    £18000 - £20000 per annum + OTE £30000: SThree: SThree are a global FTSE 250 b...

    Law Costs

    Highly Competitive Salary: Austen Lloyd: CITY - Law Costs Draftsperson - NICHE...

    Day In a Page

    Isis is an hour from Baghdad, the Iraq army has little chance against it, and air strikes won't help

    Isis an hour away from Baghdad -

    and with no sign of Iraq army being able to make a successful counter-attack
    Turner Prize 2014 is frustratingly timid

    Turner Prize 2014 is frustratingly timid

    The exhibition nods to rich and potentially brilliant ideas, but steps back
    Last chance to see: Half the world’s animals have disappeared over the last 40 years

    Last chance to see...

    The Earth’s animal wildlife population has halved in 40 years
    So here's why teenagers are always grumpy - and it's not what you think

    Truth behind teens' grumpiness

    Early school hours mess with their biological clocks
    Why can no one stop hackers putting celebrities' private photos online?

    Hacked photos: the third wave

    Why can no one stop hackers putting celebrities' private photos online?
    Royal Ballet star dubbed 'Charlize Theron in pointe shoes' takes on Manon

    Homegrown ballerina is on the rise

    Royal Ballet star Melissa Hamilton is about to tackle the role of Manon
    Education, eduction, education? Our growing fascination with what really goes on in school

    Education, education, education

    TV documentaries filmed in classrooms are now a genre in their own right
    It’s reasonable to negotiate with the likes of Isis, so why don’t we do it and save lives?

    It’s perfectly reasonable to negotiate with villains like Isis

    So why don’t we do it and save some lives?
    This man just ran a marathon in under 2 hours 3 minutes. Is a 2-hour race in sight?

    Is a sub-2-hour race now within sight?

    Dennis Kimetto breaks marathon record
    We shall not be moved, say Stratford's single parents fighting eviction

    Inside the E15 'occupation'

    We shall not be moved, say Stratford single parents
    Air strikes alone will fail to stop Isis

    Air strikes alone will fail to stop Isis

    Talks between all touched by the crisis in Syria and Iraq can achieve as much as the Tornadoes, says Patrick Cockburn
    Nadhim Zahawi: From a refugee on welfare to the heart of No 10

    Nadhim Zahawi: From a refugee on welfare to the heart of No 10
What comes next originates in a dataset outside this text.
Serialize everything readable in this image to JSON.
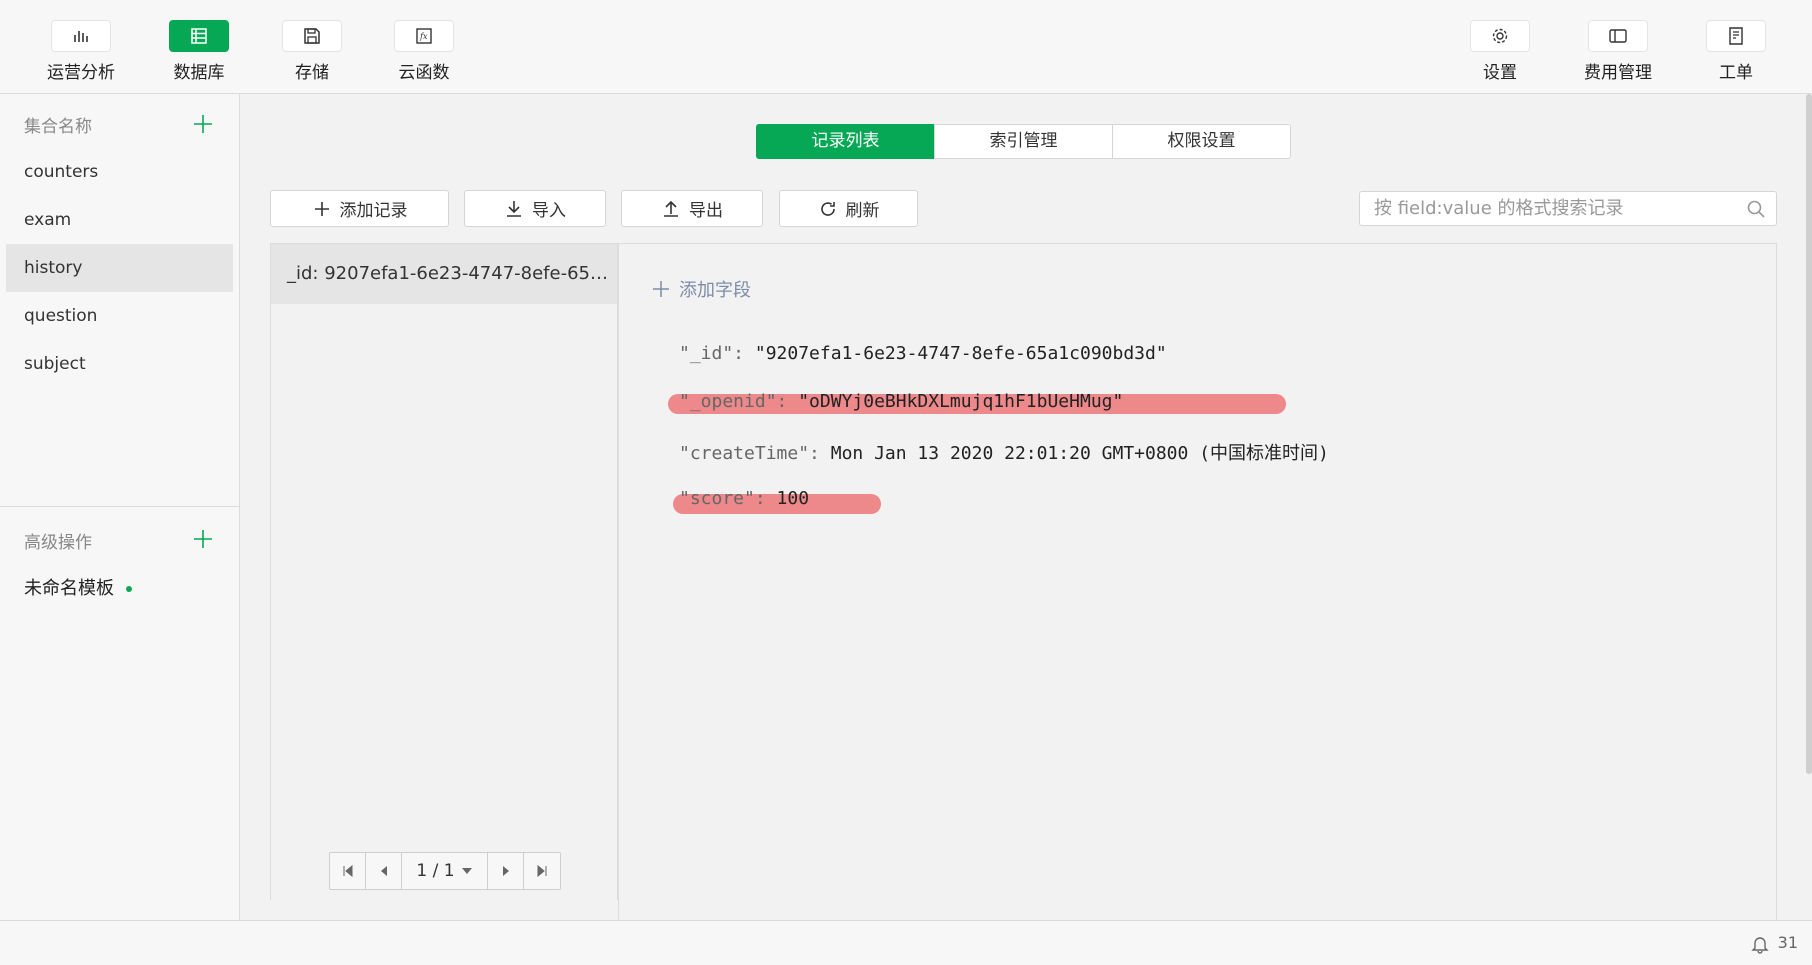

    The Tory MP speaks for the first time about the devastating effect of his father's bankruptcy
    Witches: A history of misogyny

    Witches: A history of misogyny

    The sexist abuse that haunts modern life is nothing new: women have been 'trolled' in art for 500 years
    Shona Rhimes interview: Meet the most powerful woman in US television

    Meet the most powerful woman in US television

    Writer and producer of shows like Grey's Anatomy, Shonda Rhimes now has her own evening of primetime TV – but she’s taking it in her stride
    'Before They Pass Away': Endangered communities photographed 'like Kate Moss'

    Endangered communities photographed 'like Kate Moss'

    Jimmy Nelson travelled the world to photograph 35 threatened tribes in an unashamedly glamorous style